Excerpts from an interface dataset
——————
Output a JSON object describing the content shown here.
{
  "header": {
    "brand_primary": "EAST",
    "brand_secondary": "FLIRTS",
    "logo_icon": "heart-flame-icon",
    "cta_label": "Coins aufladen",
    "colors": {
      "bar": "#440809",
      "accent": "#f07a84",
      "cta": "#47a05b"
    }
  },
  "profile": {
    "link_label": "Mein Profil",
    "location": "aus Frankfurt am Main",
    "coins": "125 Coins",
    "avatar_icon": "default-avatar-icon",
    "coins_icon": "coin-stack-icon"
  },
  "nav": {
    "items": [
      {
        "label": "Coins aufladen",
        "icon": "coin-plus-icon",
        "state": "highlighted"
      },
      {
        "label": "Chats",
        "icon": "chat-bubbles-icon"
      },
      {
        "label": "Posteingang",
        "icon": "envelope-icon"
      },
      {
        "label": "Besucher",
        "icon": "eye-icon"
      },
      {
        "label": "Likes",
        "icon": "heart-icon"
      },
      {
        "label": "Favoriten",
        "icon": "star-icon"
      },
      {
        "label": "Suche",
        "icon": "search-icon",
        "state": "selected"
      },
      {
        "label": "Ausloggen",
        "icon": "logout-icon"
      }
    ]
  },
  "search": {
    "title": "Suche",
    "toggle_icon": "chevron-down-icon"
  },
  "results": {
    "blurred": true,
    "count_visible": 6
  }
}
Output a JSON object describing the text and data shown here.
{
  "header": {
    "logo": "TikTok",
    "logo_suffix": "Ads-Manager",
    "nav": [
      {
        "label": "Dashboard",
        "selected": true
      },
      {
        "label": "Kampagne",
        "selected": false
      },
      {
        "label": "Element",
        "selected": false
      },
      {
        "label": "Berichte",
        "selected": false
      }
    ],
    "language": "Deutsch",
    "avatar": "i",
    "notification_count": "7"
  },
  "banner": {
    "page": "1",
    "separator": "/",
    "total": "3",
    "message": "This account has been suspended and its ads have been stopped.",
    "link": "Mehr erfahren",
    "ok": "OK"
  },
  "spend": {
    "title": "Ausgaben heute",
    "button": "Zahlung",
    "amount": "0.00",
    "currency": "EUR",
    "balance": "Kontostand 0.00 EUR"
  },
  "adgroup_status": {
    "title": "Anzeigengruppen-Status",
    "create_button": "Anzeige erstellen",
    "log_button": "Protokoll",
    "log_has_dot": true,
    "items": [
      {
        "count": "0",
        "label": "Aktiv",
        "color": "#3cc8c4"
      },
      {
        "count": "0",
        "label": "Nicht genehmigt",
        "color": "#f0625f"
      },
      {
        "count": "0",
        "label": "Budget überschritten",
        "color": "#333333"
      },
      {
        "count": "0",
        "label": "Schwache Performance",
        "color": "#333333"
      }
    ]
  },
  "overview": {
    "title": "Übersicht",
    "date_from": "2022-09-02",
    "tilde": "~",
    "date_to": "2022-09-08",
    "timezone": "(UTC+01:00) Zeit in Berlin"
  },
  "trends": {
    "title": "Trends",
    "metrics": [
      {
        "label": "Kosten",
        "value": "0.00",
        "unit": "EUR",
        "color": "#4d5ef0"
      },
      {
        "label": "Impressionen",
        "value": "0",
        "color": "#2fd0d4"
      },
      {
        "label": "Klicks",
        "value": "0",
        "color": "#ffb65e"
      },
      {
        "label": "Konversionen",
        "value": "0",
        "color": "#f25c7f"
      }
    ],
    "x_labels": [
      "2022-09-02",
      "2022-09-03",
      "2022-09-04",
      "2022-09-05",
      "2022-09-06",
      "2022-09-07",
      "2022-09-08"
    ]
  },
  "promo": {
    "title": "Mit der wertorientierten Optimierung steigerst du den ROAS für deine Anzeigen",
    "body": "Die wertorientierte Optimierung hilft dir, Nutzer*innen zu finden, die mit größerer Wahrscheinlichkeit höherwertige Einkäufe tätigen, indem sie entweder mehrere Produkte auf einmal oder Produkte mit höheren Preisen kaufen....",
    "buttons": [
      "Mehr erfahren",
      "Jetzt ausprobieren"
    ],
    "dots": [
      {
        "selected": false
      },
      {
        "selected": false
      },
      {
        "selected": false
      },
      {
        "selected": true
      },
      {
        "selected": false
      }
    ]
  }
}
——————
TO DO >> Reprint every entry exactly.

FINAL ANSWER >>
Output a JSON object describing the content shown here.
{
  "header": {
    "brand_primary": "EAST",
    "brand_secondary": "FLIRTS",
    "logo_icon": "heart-flame-icon",
    "cta_label": "Coins aufladen",
    "colors": {
      "bar": "#440809",
      "accent": "#f07a84",
      "cta": "#47a05b"
    }
  },
  "profile": {
    "link_label": "Mein Profil",
    "location": "aus Frankfurt am Main",
    "coins": "125 Coins",
    "avatar_icon": "default-avatar-icon",
    "coins_icon": "coin-stack-icon"
  },
  "nav": {
    "items": [
      {
        "label": "Coins aufladen",
        "icon": "coin-plus-icon",
        "state": "highlighted"
      },
      {
        "label": "Chats",
        "icon": "chat-bubbles-icon"
      },
      {
        "label": "Posteingang",
        "icon": "envelope-icon"
      },
      {
        "label": "Besucher",
        "icon": "eye-icon"
      },
      {
        "label": "Likes",
        "icon": "heart-icon"
      },
      {
        "label": "Favoriten",
        "icon": "star-icon"
      },
      {
        "label": "Suche",
        "icon": "search-icon",
        "state": "selected"
      },
      {
        "label": "Ausloggen",
        "icon": "logout-icon"
      }
    ]
  },
  "search": {
    "title": "Suche",
    "toggle_icon": "chevron-down-icon"
  },
  "results": {
    "blurred": true,
    "count_visible": 6
  }
}
Output a JSON object describing the text and data shown here.
{
  "header": {
    "logo": "TikTok",
    "logo_suffix": "Ads-Manager",
    "nav": [
      {
        "label": "Dashboard",
        "selected": true
      },
      {
        "label": "Kampagne",
        "selected": false
      },
      {
        "label": "Element",
        "selected": false
      },
      {
        "label": "Berichte",
        "selected": false
      }
    ],
    "language": "Deutsch",
    "avatar": "i",
    "notification_count": "7"
  },
  "banner": {
    "page": "1",
    "separator": "/",
    "total": "3",
    "message": "This account has been suspended and its ads have been stopped.",
    "link": "Mehr erfahren",
    "ok": "OK"
  },
  "spend": {
    "title": "Ausgaben heute",
    "button": "Zahlung",
    "amount": "0.00",
    "currency": "EUR",
    "balance": "Kontostand 0.00 EUR"
  },
  "adgroup_status": {
    "title": "Anzeigengruppen-Status",
    "create_button": "Anzeige erstellen",
    "log_button": "Protokoll",
    "log_has_dot": true,
    "items": [
      {
        "count": "0",
        "label": "Aktiv",
        "color": "#3cc8c4"
      },
      {
        "count": "0",
        "label": "Nicht genehmigt",
        "color": "#f0625f"
      },
      {
        "count": "0",
        "label": "Budget überschritten",
        "color": "#333333"
      },
      {
        "count": "0",
        "label": "Schwache Performance",
        "color": "#333333"
      }
    ]
  },
  "overview": {
    "title": "Übersicht",
    "date_from": "2022-09-02",
    "tilde": "~",
    "date_to": "2022-09-08",
    "timezone": "(UTC+01:00) Zeit in Berlin"
  },
  "trends": {
    "title": "Trends",
    "metrics": [
      {
        "label": "Kosten",
        "value": "0.00",
        "unit": "EUR",
        "color": "#4d5ef0"
      },
      {
        "label": "Impressionen",
        "value": "0",
        "color": "#2fd0d4"
      },
      {
        "label": "Klicks",
        "value": "0",
        "color": "#ffb65e"
      },
      {
        "label": "Konversionen",
        "value": "0",
        "color": "#f25c7f"
      }
    ],
    "x_labels": [
      "2022-09-02",
      "2022-09-03",
      "2022-09-04",
      "2022-09-05",
      "2022-09-06",
      "2022-09-07",
      "2022-09-08"
    ]
  },
  "promo": {
    "title": "Mit der wertorientierten Optimierung steigerst du den ROAS für deine Anzeigen",
    "body": "Die wertorientierte Optimierung hilft dir, Nutzer*innen zu finden, die mit größerer Wahrscheinlichkeit höherwertige Einkäufe tätigen, indem sie entweder mehrere Produkte auf einmal oder Produkte mit höheren Preisen kaufen....",
    "buttons": [
      "Mehr erfahren",
      "Jetzt ausprobieren"
    ],
    "dots": [
      {
        "selected": false
      },
      {
        "selected": false
      },
      {
        "selected": false
      },
      {
        "selected": true
      },
      {
        "selected": false
      }
    ]
  }
}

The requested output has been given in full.